**WORK INSTRUCTION:**
Be exact. Print each record as it stands.

= Beginning of Section =

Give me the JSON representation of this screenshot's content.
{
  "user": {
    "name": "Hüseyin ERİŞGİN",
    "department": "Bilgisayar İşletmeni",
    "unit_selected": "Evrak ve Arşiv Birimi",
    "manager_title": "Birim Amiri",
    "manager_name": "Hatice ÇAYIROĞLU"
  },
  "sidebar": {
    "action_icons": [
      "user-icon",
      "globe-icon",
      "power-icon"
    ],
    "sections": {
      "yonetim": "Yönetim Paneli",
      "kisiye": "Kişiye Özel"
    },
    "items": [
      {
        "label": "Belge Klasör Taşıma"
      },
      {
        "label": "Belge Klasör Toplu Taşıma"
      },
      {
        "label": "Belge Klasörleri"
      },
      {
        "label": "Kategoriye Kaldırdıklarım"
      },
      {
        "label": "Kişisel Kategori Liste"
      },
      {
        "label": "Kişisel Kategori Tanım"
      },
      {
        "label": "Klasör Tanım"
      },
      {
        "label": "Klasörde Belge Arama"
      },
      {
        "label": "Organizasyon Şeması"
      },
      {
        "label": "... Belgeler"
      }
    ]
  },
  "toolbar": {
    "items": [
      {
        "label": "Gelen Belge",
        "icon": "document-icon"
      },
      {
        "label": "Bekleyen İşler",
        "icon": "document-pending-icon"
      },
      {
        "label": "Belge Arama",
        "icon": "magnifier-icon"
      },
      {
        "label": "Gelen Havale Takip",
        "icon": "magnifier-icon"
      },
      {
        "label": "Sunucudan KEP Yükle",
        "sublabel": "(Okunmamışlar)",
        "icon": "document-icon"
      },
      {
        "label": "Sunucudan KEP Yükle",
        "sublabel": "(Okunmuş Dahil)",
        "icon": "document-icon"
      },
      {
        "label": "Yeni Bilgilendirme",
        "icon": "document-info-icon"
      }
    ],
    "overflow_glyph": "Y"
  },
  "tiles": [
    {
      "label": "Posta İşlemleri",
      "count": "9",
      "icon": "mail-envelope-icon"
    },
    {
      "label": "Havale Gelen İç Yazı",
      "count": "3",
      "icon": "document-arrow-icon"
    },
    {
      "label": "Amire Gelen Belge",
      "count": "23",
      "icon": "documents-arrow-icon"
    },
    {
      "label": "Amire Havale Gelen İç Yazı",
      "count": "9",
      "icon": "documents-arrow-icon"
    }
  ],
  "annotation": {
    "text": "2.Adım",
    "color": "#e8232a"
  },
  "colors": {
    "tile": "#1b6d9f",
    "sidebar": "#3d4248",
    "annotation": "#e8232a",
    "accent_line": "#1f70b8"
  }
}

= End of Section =

**RESPONSE AREA:**
Give me the JSON representation of this screenshot's content.
{
  "user": {
    "name": "Hüseyin ERİŞGİN",
    "department": "Bilgisayar İşletmeni",
    "unit_selected": "Evrak ve Arşiv Birimi",
    "manager_title": "Birim Amiri",
    "manager_name": "Hatice ÇAYIROĞLU"
  },
  "sidebar": {
    "action_icons": [
      "user-icon",
      "globe-icon",
      "power-icon"
    ],
    "sections": {
      "yonetim": "Yönetim Paneli",
      "kisiye": "Kişiye Özel"
    },
    "items": [
      {
        "label": "Belge Klasör Taşıma"
      },
      {
        "label": "Belge Klasör Toplu Taşıma"
      },
      {
        "label": "Belge Klasörleri"
      },
      {
        "label": "Kategoriye Kaldırdıklarım"
      },
      {
        "label": "Kişisel Kategori Liste"
      },
      {
        "label": "Kişisel Kategori Tanım"
      },
      {
        "label": "Klasör Tanım"
      },
      {
        "label": "Klasörde Belge Arama"
      },
      {
        "label": "Organizasyon Şeması"
      },
      {
        "label": "... Belgeler"
      }
    ]
  },
  "toolbar": {
    "items": [
      {
        "label": "Gelen Belge",
        "icon": "document-icon"
      },
      {
        "label": "Bekleyen İşler",
        "icon": "document-pending-icon"
      },
      {
        "label": "Belge Arama",
        "icon": "magnifier-icon"
      },
      {
        "label": "Gelen Havale Takip",
        "icon": "magnifier-icon"
      },
      {
        "label": "Sunucudan KEP Yükle",
        "sublabel": "(Okunmamışlar)",
        "icon": "document-icon"
      },
      {
        "label": "Sunucudan KEP Yükle",
        "sublabel": "(Okunmuş Dahil)",
        "icon": "document-icon"
      },
      {
        "label": "Yeni Bilgilendirme",
        "icon": "document-info-icon"
      }
    ],
    "overflow_glyph": "Y"
  },
  "tiles": [
    {
      "label": "Posta İşlemleri",
      "count": "9",
      "icon": "mail-envelope-icon"
    },
    {
      "label": "Havale Gelen İç Yazı",
      "count": "3",
      "icon": "document-arrow-icon"
    },
    {
      "label": "Amire Gelen Belge",
      "count": "23",
      "icon": "documents-arrow-icon"
    },
    {
      "label": "Amire Havale Gelen İç Yazı",
      "count": "9",
      "icon": "documents-arrow-icon"
    }
  ],
  "annotation": {
    "text": "2.Adım",
    "color": "#e8232a"
  },
  "colors": {
    "tile": "#1b6d9f",
    "sidebar": "#3d4248",
    "annotation": "#e8232a",
    "accent_line": "#1f70b8"
  }
}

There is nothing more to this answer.